These recommendations included the need to stop the detention of asylum-seeking and migrant children; the need to conduct age assessments only in cases of serious doubt and when so, through multi-disciplinary and transparent procedures; and the obligation to respect children's right to humane living standards and adequate health care services.
Lord Alf Dubs, who has been at the forefront of attempts to bring migrants claiming to be children to the United Kingdom, announced the plan in a letter to Home Secretary Amber Rudd and the French ambassador, Sylvie Bermann.
The operation has rekindled tensions among some youths, with many fearing it means the end of their dream of reaching British shores.
"They are saying, "You are young, we can help you". But they are not helping me", Carlos Osma, a 16-year-old from Sudan, said before boarding a bus.
Four people were injured when clashes broke out Tuesday night between Afghan and Eritrean migrants in the camp, the administration said.
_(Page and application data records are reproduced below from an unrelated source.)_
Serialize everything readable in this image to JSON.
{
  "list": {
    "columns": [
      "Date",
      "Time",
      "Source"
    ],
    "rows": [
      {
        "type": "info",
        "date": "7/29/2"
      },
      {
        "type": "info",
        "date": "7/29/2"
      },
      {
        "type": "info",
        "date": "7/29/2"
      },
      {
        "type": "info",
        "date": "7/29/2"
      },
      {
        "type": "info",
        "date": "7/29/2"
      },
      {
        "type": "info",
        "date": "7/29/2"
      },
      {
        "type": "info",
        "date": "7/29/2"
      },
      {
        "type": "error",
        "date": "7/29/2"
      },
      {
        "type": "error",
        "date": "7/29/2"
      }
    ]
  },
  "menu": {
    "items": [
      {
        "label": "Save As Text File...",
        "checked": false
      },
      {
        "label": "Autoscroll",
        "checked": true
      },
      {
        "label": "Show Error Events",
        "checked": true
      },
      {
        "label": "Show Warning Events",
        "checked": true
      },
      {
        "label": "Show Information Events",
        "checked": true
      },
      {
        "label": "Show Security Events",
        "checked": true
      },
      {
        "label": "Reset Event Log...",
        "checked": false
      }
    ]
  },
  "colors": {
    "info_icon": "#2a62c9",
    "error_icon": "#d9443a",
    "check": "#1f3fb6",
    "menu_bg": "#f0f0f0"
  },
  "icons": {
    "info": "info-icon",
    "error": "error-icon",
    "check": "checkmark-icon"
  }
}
French authorities transferred more than 5,000 adult migrants out of Calais last week, but the fate of its children had remained unclear. The issue is complicated by Britain's recent vote to leave the European Union, which highlighted the public's unease with immigration.